Let’s face it: Even with the modern conveniences of U-Hauls and cardboard boxes, moving is a pain. For Neolithic humans living in Europe 5,000 years ago, the obstacles—roaming predators, lack of transportation, unforgiving—must have seemed insurmountable. “Deep in the past, a few humans could have moved hundreds of kilometers, certainly, but most people at that time would not have,” says Chris Tyler-Smith, a human genetics researcher at England’s Sanger Institute.
NEW YORK – The Joyful Heart Foundation announced on Wednesday that Texas has become the first state in the nation to implement comprehensive rape kit reform. With the passage of H.B. 281, which requires the Department of Public Safety to establish a comprehensive statewide tracking system to monitor rape kits from collection to analysis, Texas has now enacted all six pillars of reform recommended by Joyful Heart and leaders in this field.
This bill aims to fix that.
Tens of thousands of rape kits are sitting on shelves in police and sheriff’s department evidence rooms nationwide. And no one has tested them to see what crimes they could help solve.
A bill by Assemblyman David Chiu (D-San Francisco) would help determine how many of those unanalyzed exam kits exist in California, part of a national backlog that federal officials have grappled with for nearly two decades.
PORTLAND, ORE. Court records state Portland police didn’t pursue or submit evidence for a sexual assault case until five years after the assault was reported, despite police having the name of a suspect and a sexual assault kit.

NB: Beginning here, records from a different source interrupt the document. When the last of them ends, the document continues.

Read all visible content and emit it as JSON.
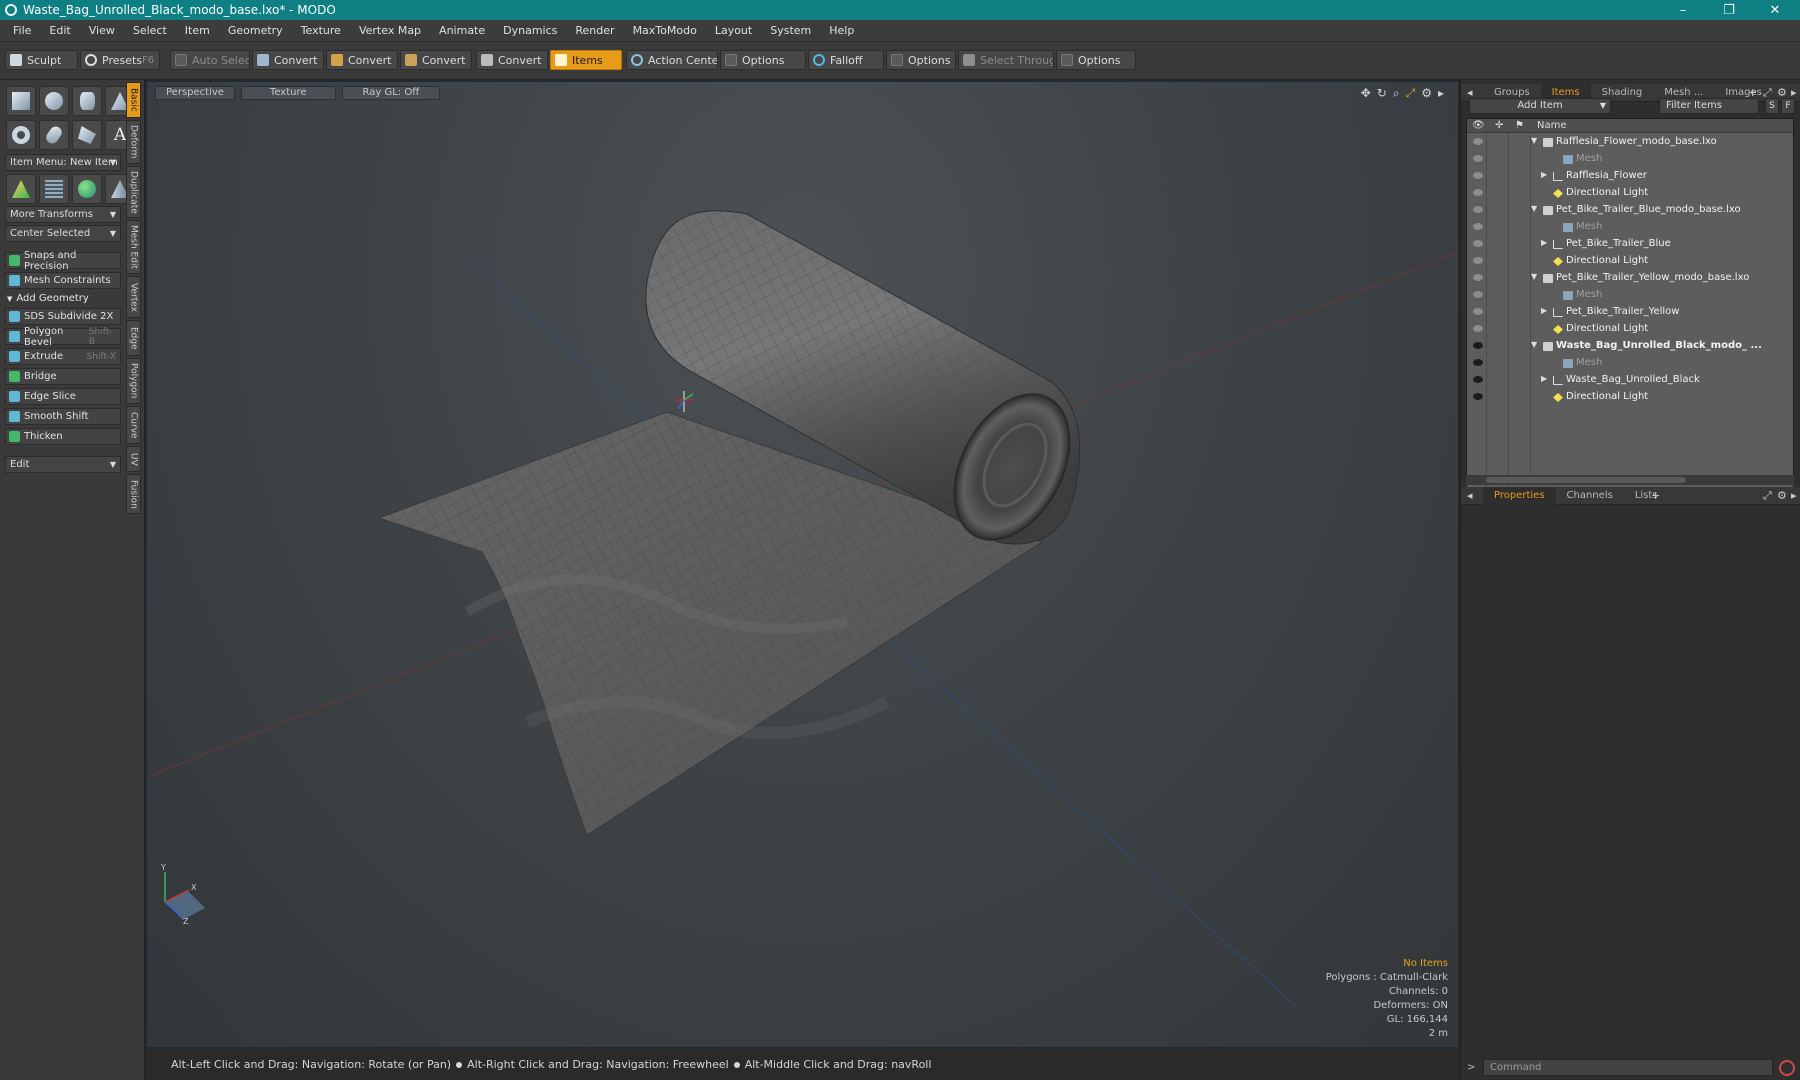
{
  "window": {
    "title": "Waste_Bag_Unrolled_Black_modo_base.lxo* - MODO",
    "minimize": "–",
    "maximize": "❐",
    "close": "✕"
  },
  "menu": [
    "File",
    "Edit",
    "View",
    "Select",
    "Item",
    "Geometry",
    "Texture",
    "Vertex Map",
    "Animate",
    "Dynamics",
    "Render",
    "MaxToModo",
    "Layout",
    "System",
    "Help"
  ],
  "toolbar": {
    "sculpt": "Sculpt",
    "presets": "Presets",
    "presets_shortcut": "F6",
    "auto_select": "Auto Select",
    "convert": "Convert",
    "items": "Items",
    "action_center": "Action Center",
    "options": "Options",
    "falloff": "Falloff",
    "select_through": "Select Through"
  },
  "left_panel": {
    "item_menu": "Item Menu: New Item",
    "more_transforms": "More Transforms",
    "center_selected": "Center Selected",
    "snaps": "Snaps and Precision",
    "mesh_constraints": "Mesh Constraints",
    "add_geometry": "Add Geometry",
    "tools": [
      {
        "label": "SDS Subdivide 2X",
        "shortcut": ""
      },
      {
        "label": "Polygon Bevel",
        "shortcut": "Shift-B"
      },
      {
        "label": "Extrude",
        "shortcut": "Shift-X"
      },
      {
        "label": "Bridge",
        "shortcut": ""
      },
      {
        "label": "Edge Slice",
        "shortcut": ""
      },
      {
        "label": "Smooth Shift",
        "shortcut": ""
      },
      {
        "label": "Thicken",
        "shortcut": ""
      }
    ],
    "edit": "Edit",
    "vtabs": [
      "Basic",
      "Deform",
      "Duplicate",
      "Mesh Edit",
      "Vertex",
      "Edge",
      "Polygon",
      "Curve",
      "UV",
      "Fusion"
    ]
  },
  "viewport": {
    "tabs": [
      "Perspective",
      "Texture",
      "Ray GL: Off"
    ],
    "stats": {
      "selection": "No Items",
      "polygons": "Polygons : Catmull-Clark",
      "channels": "Channels: 0",
      "deformers": "Deformers: ON",
      "gl": "GL: 166,144",
      "scale": "2 m"
    },
    "axis": {
      "y": "Y",
      "x": "X",
      "z": "Z"
    }
  },
  "right_panel": {
    "top_tabs": [
      "Groups",
      "Items",
      "Shading",
      "Mesh ...",
      "Images"
    ],
    "add_item": "Add Item",
    "filter_items": "Filter Items",
    "btn_s": "S",
    "btn_f": "F",
    "column_name": "Name",
    "items": [
      {
        "label": "Rafflesia_Flower_modo_base.lxo",
        "type": "scene",
        "indent": 0,
        "expand": "▼",
        "visible": false,
        "bold": false,
        "dim": false
      },
      {
        "label": "Mesh",
        "type": "mesh",
        "indent": 2,
        "expand": "",
        "visible": false,
        "bold": false,
        "dim": true
      },
      {
        "label": "Rafflesia_Flower",
        "type": "loc",
        "indent": 1,
        "expand": "▶",
        "visible": false,
        "bold": false,
        "dim": false
      },
      {
        "label": "Directional Light",
        "type": "light",
        "indent": 1,
        "expand": "",
        "visible": false,
        "bold": false,
        "dim": false
      },
      {
        "label": "Pet_Bike_Trailer_Blue_modo_base.lxo",
        "type": "scene",
        "indent": 0,
        "expand": "▼",
        "visible": false,
        "bold": false,
        "dim": false
      },
      {
        "label": "Mesh",
        "type": "mesh",
        "indent": 2,
        "expand": "",
        "visible": false,
        "bold": false,
        "dim": true
      },
      {
        "label": "Pet_Bike_Trailer_Blue",
        "type": "loc",
        "indent": 1,
        "expand": "▶",
        "visible": false,
        "bold": false,
        "dim": false
      },
      {
        "label": "Directional Light",
        "type": "light",
        "indent": 1,
        "expand": "",
        "visible": false,
        "bold": false,
        "dim": false
      },
      {
        "label": "Pet_Bike_Trailer_Yellow_modo_base.lxo",
        "type": "scene",
        "indent": 0,
        "expand": "▼",
        "visible": false,
        "bold": false,
        "dim": false
      },
      {
        "label": "Mesh",
        "type": "mesh",
        "indent": 2,
        "expand": "",
        "visible": false,
        "bold": false,
        "dim": true
      },
      {
        "label": "Pet_Bike_Trailer_Yellow",
        "type": "loc",
        "indent": 1,
        "expand": "▶",
        "visible": false,
        "bold": false,
        "dim": false
      },
      {
        "label": "Directional Light",
        "type": "light",
        "indent": 1,
        "expand": "",
        "visible": false,
        "bold": false,
        "dim": false
      },
      {
        "label": "Waste_Bag_Unrolled_Black_modo_ ...",
        "type": "scene",
        "indent": 0,
        "expand": "▼",
        "visible": true,
        "bold": true,
        "dim": false
      },
      {
        "label": "Mesh",
        "type": "mesh",
        "indent": 2,
        "expand": "",
        "visible": true,
        "bold": false,
        "dim": true
      },
      {
        "label": "Waste_Bag_Unrolled_Black",
        "type": "loc",
        "indent": 1,
        "expand": "▶",
        "visible": true,
        "bold": false,
        "dim": false
      },
      {
        "label": "Directional Light",
        "type": "light",
        "indent": 1,
        "expand": "",
        "visible": true,
        "bold": false,
        "dim": false
      }
    ],
    "bottom_tabs": [
      "Properties",
      "Channels",
      "Lists"
    ],
    "command_placeholder": "Command"
  },
  "status": {
    "hint1": "Alt-Left Click and Drag: Navigation: Rotate (or Pan)",
    "hint2": "Alt-Right Click and Drag: Navigation: Freewheel",
    "hint3": "Alt-Middle Click and Drag: navRoll"
  },
  "colors": {
    "accent": "#e79b1b",
    "titlebar": "#0e7f82",
    "viewport": "#3e4347"
  }
}
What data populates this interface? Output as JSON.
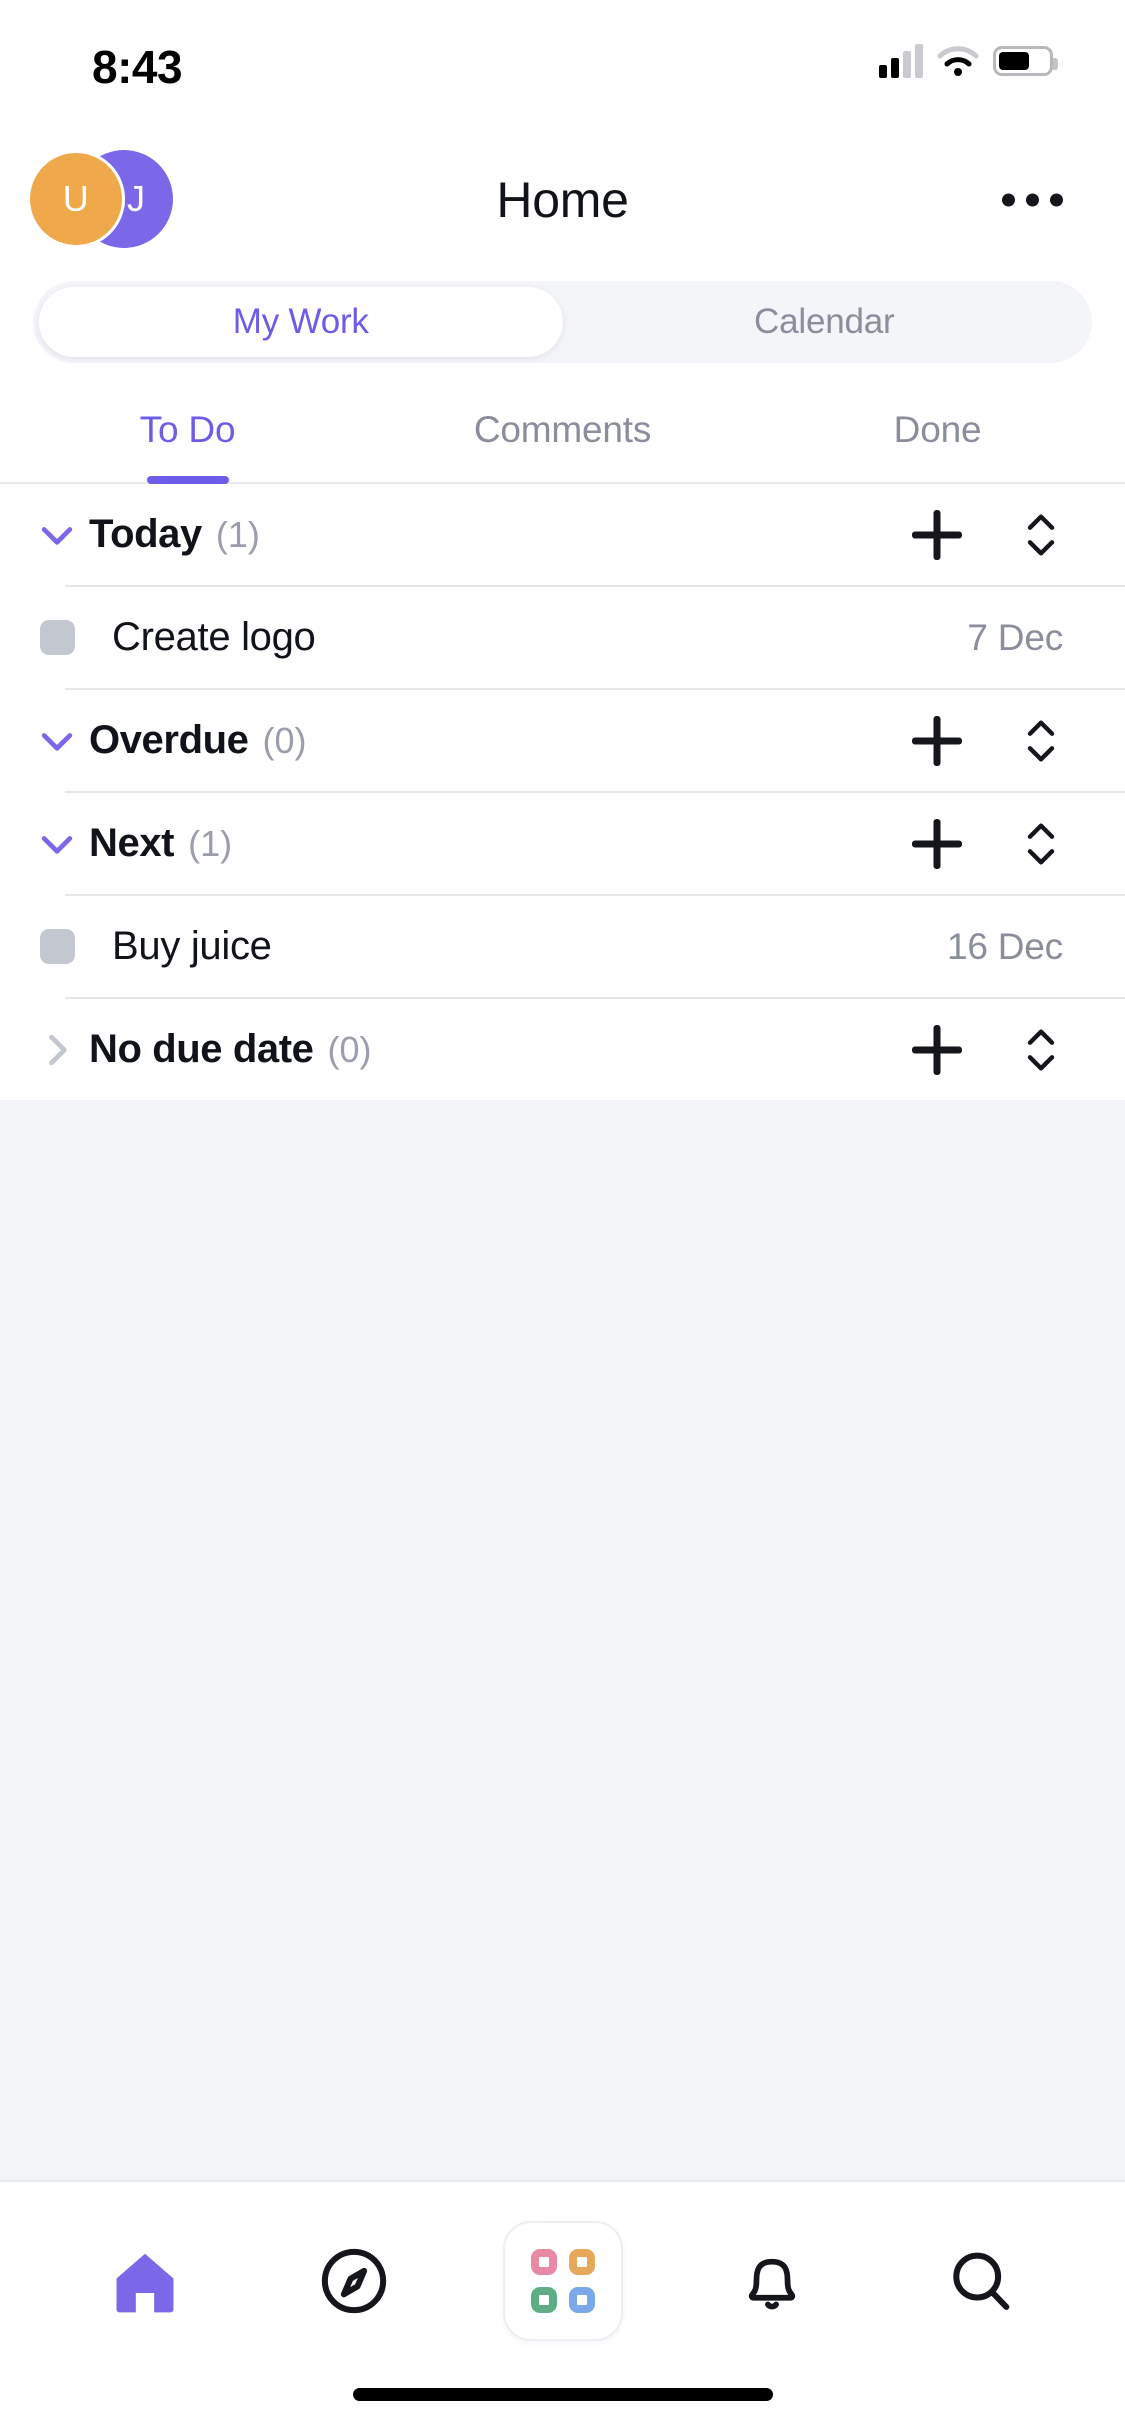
{
  "status_bar": {
    "time": "8:43",
    "signal_icon": "cellular-signal-icon",
    "wifi_icon": "wifi-icon",
    "battery_icon": "battery-icon"
  },
  "header": {
    "title": "Home",
    "avatars": [
      {
        "initials": "SJ",
        "color": "#7b68e8",
        "name": "avatar-secondary"
      },
      {
        "initials": "U",
        "color": "#efa84a",
        "name": "avatar-primary"
      }
    ],
    "more_icon": "more-horizontal-icon"
  },
  "segmented": {
    "items": [
      {
        "label": "My Work",
        "active": true
      },
      {
        "label": "Calendar",
        "active": false
      }
    ],
    "active_color": "#6c5ce7",
    "inactive_color": "#8a8d9b"
  },
  "tabs": {
    "items": [
      {
        "label": "To Do",
        "active": true
      },
      {
        "label": "Comments",
        "active": false
      },
      {
        "label": "Done",
        "active": false
      }
    ]
  },
  "sections": [
    {
      "title": "Today",
      "count": "(1)",
      "expanded": true,
      "chevron_icon": "chevron-down-icon",
      "add_icon": "plus-icon",
      "sort_icon": "sort-updown-icon",
      "tasks": [
        {
          "name": "Create logo",
          "date": "7 Dec",
          "checkbox_icon": "checkbox-unchecked-icon"
        }
      ]
    },
    {
      "title": "Overdue",
      "count": "(0)",
      "expanded": true,
      "chevron_icon": "chevron-down-icon",
      "add_icon": "plus-icon",
      "sort_icon": "sort-updown-icon",
      "tasks": []
    },
    {
      "title": "Next",
      "count": "(1)",
      "expanded": true,
      "chevron_icon": "chevron-down-icon",
      "add_icon": "plus-icon",
      "sort_icon": "sort-updown-icon",
      "tasks": [
        {
          "name": "Buy juice",
          "date": "16 Dec",
          "checkbox_icon": "checkbox-unchecked-icon"
        }
      ]
    },
    {
      "title": "No due date",
      "count": "(0)",
      "expanded": false,
      "chevron_icon": "chevron-right-icon",
      "add_icon": "plus-icon",
      "sort_icon": "sort-updown-icon",
      "tasks": []
    }
  ],
  "bottom_nav": {
    "items": [
      {
        "icon": "home-icon",
        "active": true
      },
      {
        "icon": "compass-icon",
        "active": false
      },
      {
        "icon": "apps-grid-icon",
        "active": false
      },
      {
        "icon": "bell-icon",
        "active": false
      },
      {
        "icon": "search-icon",
        "active": false
      }
    ],
    "apps_colors": [
      "#e88aa4",
      "#e8a85c",
      "#5fad84",
      "#7aa8e8"
    ],
    "active_color": "#7b68e8"
  }
}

Barcodes, they are not just for making your supermarket checkout easy. If the state’s plan falls into place, soon, Maharashtra will become the first in the country to have its forensic evidence sent to labs with barcodes as well. This added measure is in a bid to ensure that maximum confidentiality of the samples received is maintained and to prevent any pilferage or leak of samples from the state-run laboratories.